*To do:*
Here is a listing. Write it all out again exactly, but not its pictures.

* * * * *

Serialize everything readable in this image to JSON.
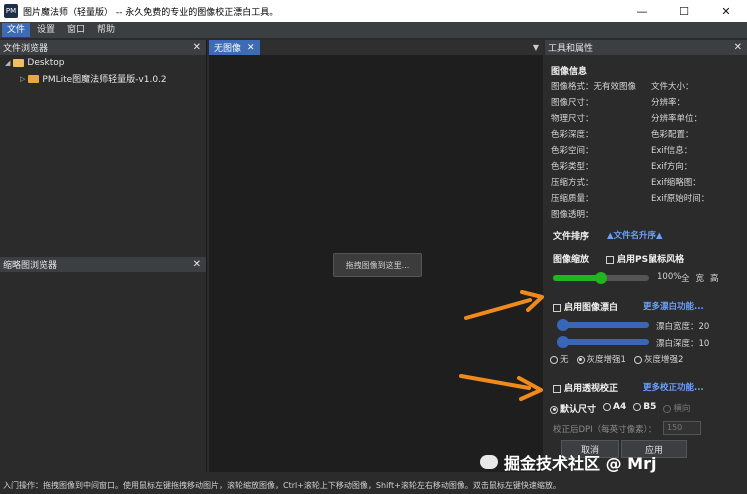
{
  "window": {
    "title": "图片魔法师（轻量版） -- 永久免费的专业的图像校正漂白工具。",
    "app_icon_text": "PM",
    "minimize": "—",
    "maximize": "☐",
    "close": "✕"
  },
  "menu": [
    "文件",
    "设置",
    "窗口",
    "帮助"
  ],
  "file_browser": {
    "title": "文件浏览器",
    "items": [
      {
        "label": "Desktop"
      },
      {
        "label": "PMLite图魔法师轻量版-v1.0.2"
      }
    ]
  },
  "thumb_browser": {
    "title": "缩略图浏览器"
  },
  "center": {
    "tab_label": "无图像",
    "drop_hint": "拖拽图像到这里..."
  },
  "tools": {
    "title": "工具和属性",
    "info_title": "图像信息",
    "info_left": [
      {
        "label": "图像格式：",
        "value": "无有效图像"
      },
      {
        "label": "图像尺寸：",
        "value": ""
      },
      {
        "label": "物理尺寸：",
        "value": ""
      },
      {
        "label": "色彩深度：",
        "value": ""
      },
      {
        "label": "色彩空间：",
        "value": ""
      },
      {
        "label": "色彩类型：",
        "value": ""
      },
      {
        "label": "压缩方式：",
        "value": ""
      },
      {
        "label": "压缩质量：",
        "value": ""
      },
      {
        "label": "图像透明：",
        "value": ""
      }
    ],
    "info_right": [
      "文件大小：",
      "分辨率：",
      "分辨率单位：",
      "色彩配置：",
      "Exif信息：",
      "Exif方向：",
      "Exif缩略图：",
      "Exif原始时间："
    ],
    "sort_label": "文件排序",
    "sort_value": "▲文件名升序▲",
    "zoom_label": "图像缩放",
    "ps_style_label": "启用PS鼠标风格",
    "zoom_percent": "100%",
    "zoom_fraction": 0.5,
    "zoom_modes": [
      "全",
      "宽",
      "高"
    ],
    "whiten_label": "启用图像漂白",
    "whiten_more": "更多漂白功能...",
    "whiten_width_label": "漂白宽度：",
    "whiten_width_value": "20",
    "whiten_width_fraction": 0.0,
    "whiten_depth_label": "漂白深度：",
    "whiten_depth_value": "10",
    "whiten_depth_fraction": 0.0,
    "gray_options": [
      "无",
      "灰度增强1",
      "灰度增强2"
    ],
    "gray_selected": 1,
    "perspective_label": "启用透视校正",
    "perspective_more": "更多校正功能...",
    "size_options": [
      "默认尺寸",
      "A4",
      "B5",
      "横向"
    ],
    "size_selected": 0,
    "dpi_label": "校正后DPI（每英寸像素）：",
    "dpi_value": "150",
    "cancel_label": "取消",
    "apply_label": "应用"
  },
  "status": "入门操作：拖拽图像到中间窗口。使用鼠标左键拖拽移动图片，滚轮缩放图像，Ctrl+滚轮上下移动图像，Shift+滚轮左右移动图像。双击鼠标左键快速缩放。",
  "watermark": "掘金技术社区 @ Mrj",
  "colors": {
    "accent": "#3d6bb5",
    "link": "#6ca0ff",
    "zoom_slider": "#21b521",
    "whiten_slider": "#3a66b8",
    "annotation_arrow": "#f08a1c"
  }
}
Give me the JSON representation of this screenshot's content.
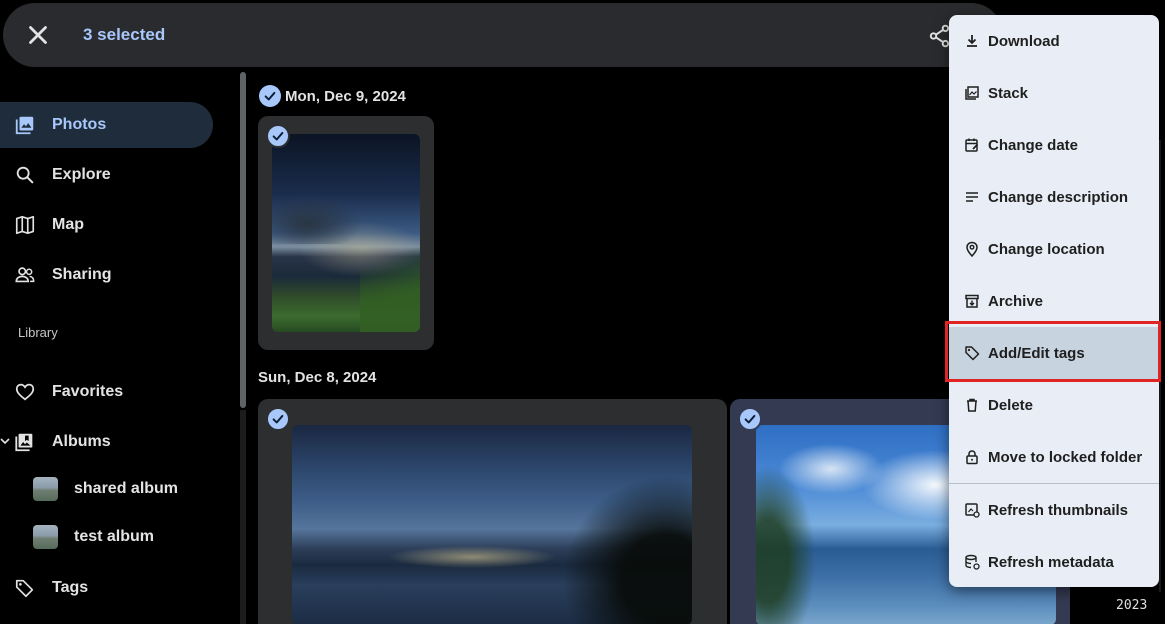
{
  "topbar": {
    "selected_text": "3 selected"
  },
  "sidebar": {
    "items": [
      {
        "label": "Photos",
        "icon": "photos-icon",
        "active": true
      },
      {
        "label": "Explore",
        "icon": "search-icon"
      },
      {
        "label": "Map",
        "icon": "map-icon"
      },
      {
        "label": "Sharing",
        "icon": "people-icon"
      }
    ],
    "library_label": "Library",
    "library_items": [
      {
        "label": "Favorites",
        "icon": "heart-icon"
      },
      {
        "label": "Albums",
        "icon": "album-icon"
      }
    ],
    "albums": [
      {
        "label": "shared album"
      },
      {
        "label": "test album"
      }
    ],
    "tags_label": "Tags"
  },
  "content": {
    "groups": [
      {
        "date": "Mon, Dec 9, 2024"
      },
      {
        "date": "Sun, Dec 8, 2024"
      }
    ]
  },
  "menu": {
    "items": [
      {
        "label": "Download",
        "icon": "download-icon"
      },
      {
        "label": "Stack",
        "icon": "stack-icon"
      },
      {
        "label": "Change date",
        "icon": "calendar-edit-icon"
      },
      {
        "label": "Change description",
        "icon": "description-icon"
      },
      {
        "label": "Change location",
        "icon": "location-icon"
      },
      {
        "label": "Archive",
        "icon": "archive-icon"
      },
      {
        "label": "Add/Edit tags",
        "icon": "tag-icon",
        "highlighted": true
      },
      {
        "label": "Delete",
        "icon": "trash-icon"
      },
      {
        "label": "Move to locked folder",
        "icon": "lock-icon"
      },
      {
        "label": "Refresh thumbnails",
        "icon": "refresh-thumbnails-icon"
      },
      {
        "label": "Refresh metadata",
        "icon": "refresh-metadata-icon"
      }
    ]
  },
  "timeline": {
    "year": "2023"
  },
  "colors": {
    "accent": "#a8c7fa",
    "highlight_box": "#e02424",
    "menu_bg": "#e9eef6"
  }
}
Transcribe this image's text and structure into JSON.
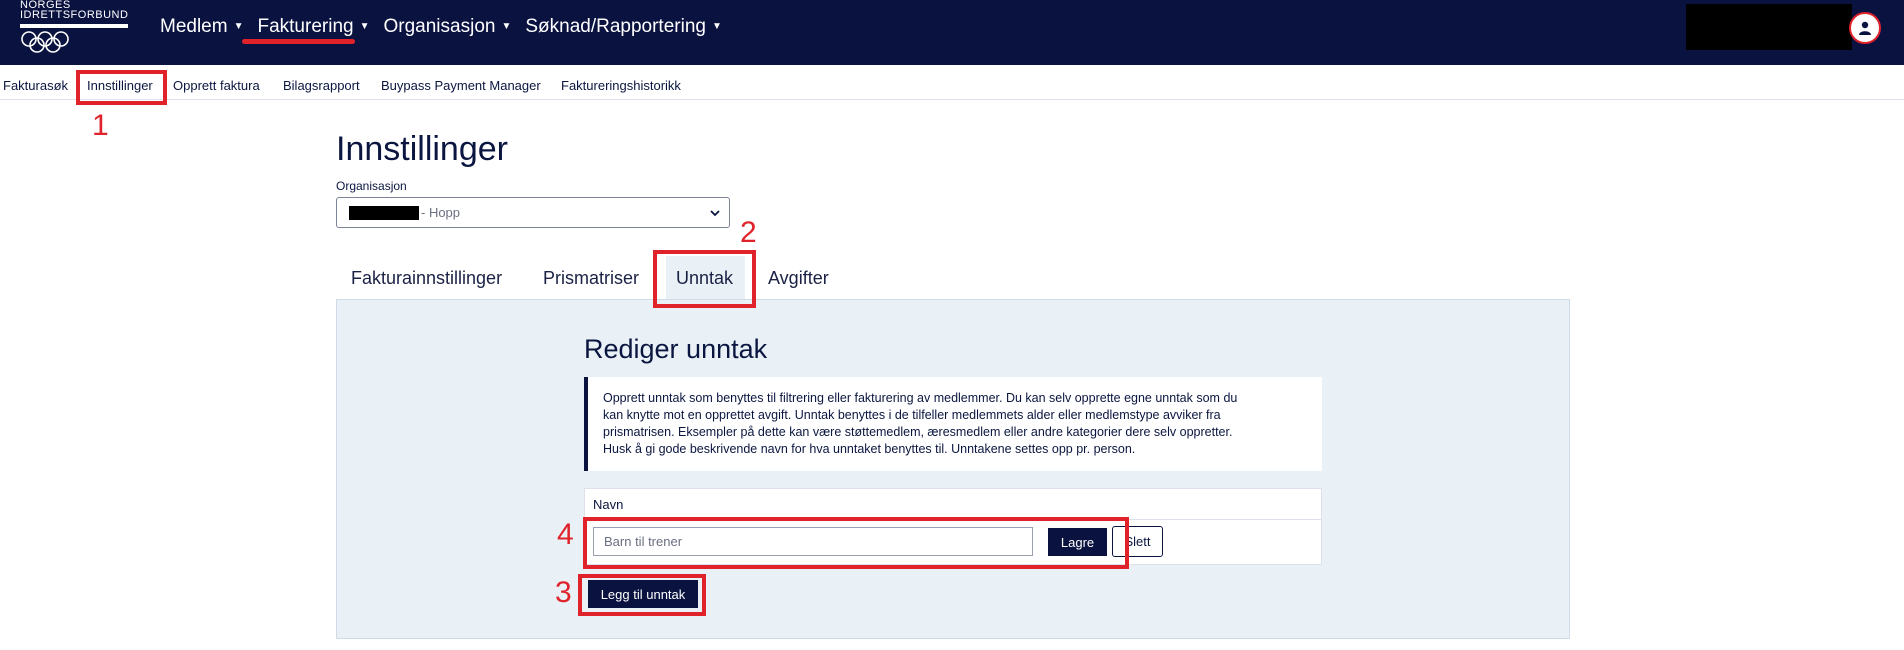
{
  "logo": {
    "line1": "NORGES",
    "line2": "IDRETTSFORBUND"
  },
  "main_nav": [
    {
      "label": "Medlem"
    },
    {
      "label": "Fakturering"
    },
    {
      "label": "Organisasjon"
    },
    {
      "label": "Søknad/Rapportering"
    }
  ],
  "sub_nav": [
    {
      "label": "Fakturasøk"
    },
    {
      "label": "Innstillinger"
    },
    {
      "label": "Opprett faktura"
    },
    {
      "label": "Bilagsrapport"
    },
    {
      "label": "Buypass Payment Manager"
    },
    {
      "label": "Faktureringshistorikk"
    }
  ],
  "page": {
    "title": "Innstillinger",
    "org_label": "Organisasjon",
    "org_value": "- Hopp"
  },
  "tabs": [
    {
      "label": "Fakturainnstillinger"
    },
    {
      "label": "Prismatriser"
    },
    {
      "label": "Unntak"
    },
    {
      "label": "Avgifter"
    }
  ],
  "section": {
    "title": "Rediger unntak",
    "info_lines": [
      "Opprett unntak som benyttes til filtrering eller fakturering av medlemmer. Du kan selv opprette egne unntak som du",
      "kan knytte mot en opprettet avgift. Unntak benyttes i de tilfeller medlemmets alder eller medlemstype avviker fra",
      "prismatrisen. Eksempler på dette kan være støttemedlem, æresmedlem eller andre kategorier dere selv oppretter.",
      "Husk å gi gode beskrivende navn for hva unntaket benyttes til. Unntakene settes opp pr. person."
    ],
    "table_header": "Navn",
    "input_placeholder": "Barn til trener",
    "save_label": "Lagre",
    "delete_label": "Slett",
    "add_label": "Legg til unntak"
  },
  "annotations": [
    "1",
    "2",
    "3",
    "4"
  ],
  "colors": {
    "navy": "#0a1240",
    "annotation_red": "#e0232b",
    "panel_bg": "#e9f1f7"
  }
}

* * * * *

*Answer section:*
Serialize everything readable in this image to JSON.
{
  "window": {
    "title": "图片魔法师（轻量版） -- 永久免费的专业的图像校正漂白工具。",
    "app_icon_text": "PM",
    "minimize": "—",
    "maximize": "☐",
    "close": "✕"
  },
  "menu": [
    "文件",
    "设置",
    "窗口",
    "帮助"
  ],
  "file_browser": {
    "title": "文件浏览器",
    "items": [
      {
        "label": "Desktop"
      },
      {
        "label": "PMLite图魔法师轻量版-v1.0.2"
      }
    ]
  },
  "thumb_browser": {
    "title": "缩略图浏览器"
  },
  "center": {
    "tab_label": "无图像",
    "drop_hint": "拖拽图像到这里..."
  },
  "tools": {
    "title": "工具和属性",
    "info_title": "图像信息",
    "info_left": [
      {
        "label": "图像格式：",
        "value": "无有效图像"
      },
      {
        "label": "图像尺寸：",
        "value": ""
      },
      {
        "label": "物理尺寸：",
        "value": ""
      },
      {
        "label": "色彩深度：",
        "value": ""
      },
      {
        "label": "色彩空间：",
        "value": ""
      },
      {
        "label": "色彩类型：",
        "value": ""
      },
      {
        "label": "压缩方式：",
        "value": ""
      },
      {
        "label": "压缩质量：",
        "value": ""
      },
      {
        "label": "图像透明：",
        "value": ""
      }
    ],
    "info_right": [
      "文件大小：",
      "分辨率：",
      "分辨率单位：",
      "色彩配置：",
      "Exif信息：",
      "Exif方向：",
      "Exif缩略图：",
      "Exif原始时间："
    ],
    "sort_label": "文件排序",
    "sort_value": "▲文件名升序▲",
    "zoom_label": "图像缩放",
    "ps_style_label": "启用PS鼠标风格",
    "zoom_percent": "100%",
    "zoom_fraction": 0.5,
    "zoom_modes": [
      "全",
      "宽",
      "高"
    ],
    "whiten_label": "启用图像漂白",
    "whiten_more": "更多漂白功能...",
    "whiten_width_label": "漂白宽度：",
    "whiten_width_value": "20",
    "whiten_width_fraction": 0.0,
    "whiten_depth_label": "漂白深度：",
    "whiten_depth_value": "10",
    "whiten_depth_fraction": 0.0,
    "gray_options": [
      "无",
      "灰度增强1",
      "灰度增强2"
    ],
    "gray_selected": 1,
    "perspective_label": "启用透视校正",
    "perspective_more": "更多校正功能...",
    "size_options": [
      "默认尺寸",
      "A4",
      "B5",
      "横向"
    ],
    "size_selected": 0,
    "dpi_label": "校正后DPI（每英寸像素）：",
    "dpi_value": "150",
    "cancel_label": "取消",
    "apply_label": "应用"
  },
  "status": "入门操作：拖拽图像到中间窗口。使用鼠标左键拖拽移动图片，滚轮缩放图像，Ctrl+滚轮上下移动图像，Shift+滚轮左右移动图像。双击鼠标左键快速缩放。",
  "watermark": "掘金技术社区 @ Mrj",
  "colors": {
    "accent": "#3d6bb5",
    "link": "#6ca0ff",
    "zoom_slider": "#21b521",
    "whiten_slider": "#3a66b8",
    "annotation_arrow": "#f08a1c"
  }
}
Give me the JSON representation of this screenshot's content.
{
  "topbar": {
    "selected_text": "3 selected"
  },
  "sidebar": {
    "items": [
      {
        "label": "Photos",
        "icon": "photos-icon",
        "active": true
      },
      {
        "label": "Explore",
        "icon": "search-icon"
      },
      {
        "label": "Map",
        "icon": "map-icon"
      },
      {
        "label": "Sharing",
        "icon": "people-icon"
      }
    ],
    "library_label": "Library",
    "library_items": [
      {
        "label": "Favorites",
        "icon": "heart-icon"
      },
      {
        "label": "Albums",
        "icon": "album-icon"
      }
    ],
    "albums": [
      {
        "label": "shared album"
      },
      {
        "label": "test album"
      }
    ],
    "tags_label": "Tags"
  },
  "content": {
    "groups": [
      {
        "date": "Mon, Dec 9, 2024"
      },
      {
        "date": "Sun, Dec 8, 2024"
      }
    ]
  },
  "menu": {
    "items": [
      {
        "label": "Download",
        "icon": "download-icon"
      },
      {
        "label": "Stack",
        "icon": "stack-icon"
      },
      {
        "label": "Change date",
        "icon": "calendar-edit-icon"
      },
      {
        "label": "Change description",
        "icon": "description-icon"
      },
      {
        "label": "Change location",
        "icon": "location-icon"
      },
      {
        "label": "Archive",
        "icon": "archive-icon"
      },
      {
        "label": "Add/Edit tags",
        "icon": "tag-icon",
        "highlighted": true
      },
      {
        "label": "Delete",
        "icon": "trash-icon"
      },
      {
        "label": "Move to locked folder",
        "icon": "lock-icon"
      },
      {
        "label": "Refresh thumbnails",
        "icon": "refresh-thumbnails-icon"
      },
      {
        "label": "Refresh metadata",
        "icon": "refresh-metadata-icon"
      }
    ]
  },
  "timeline": {
    "year": "2023"
  },
  "colors": {
    "accent": "#a8c7fa",
    "highlight_box": "#e02424",
    "menu_bg": "#e9eef6"
  }
}
Transcribe this image's text and structure into JSON.
{
  "logo": {
    "line1": "NORGES",
    "line2": "IDRETTSFORBUND"
  },
  "main_nav": [
    {
      "label": "Medlem"
    },
    {
      "label": "Fakturering"
    },
    {
      "label": "Organisasjon"
    },
    {
      "label": "Søknad/Rapportering"
    }
  ],
  "sub_nav": [
    {
      "label": "Fakturasøk"
    },
    {
      "label": "Innstillinger"
    },
    {
      "label": "Opprett faktura"
    },
    {
      "label": "Bilagsrapport"
    },
    {
      "label": "Buypass Payment Manager"
    },
    {
      "label": "Faktureringshistorikk"
    }
  ],
  "page": {
    "title": "Innstillinger",
    "org_label": "Organisasjon",
    "org_value": "- Hopp"
  },
  "tabs": [
    {
      "label": "Fakturainnstillinger"
    },
    {
      "label": "Prismatriser"
    },
    {
      "label": "Unntak"
    },
    {
      "label": "Avgifter"
    }
  ],
  "section": {
    "title": "Rediger unntak",
    "info_lines": [
      "Opprett unntak som benyttes til filtrering eller fakturering av medlemmer. Du kan selv opprette egne unntak som du",
      "kan knytte mot en opprettet avgift. Unntak benyttes i de tilfeller medlemmets alder eller medlemstype avviker fra",
      "prismatrisen. Eksempler på dette kan være støttemedlem, æresmedlem eller andre kategorier dere selv oppretter.",
      "Husk å gi gode beskrivende navn for hva unntaket benyttes til. Unntakene settes opp pr. person."
    ],
    "table_header": "Navn",
    "input_placeholder": "Barn til trener",
    "save_label": "Lagre",
    "delete_label": "Slett",
    "add_label": "Legg til unntak"
  },
  "annotations": [
    "1",
    "2",
    "3",
    "4"
  ],
  "colors": {
    "navy": "#0a1240",
    "annotation_red": "#e0232b",
    "panel_bg": "#e9f1f7"
  }
}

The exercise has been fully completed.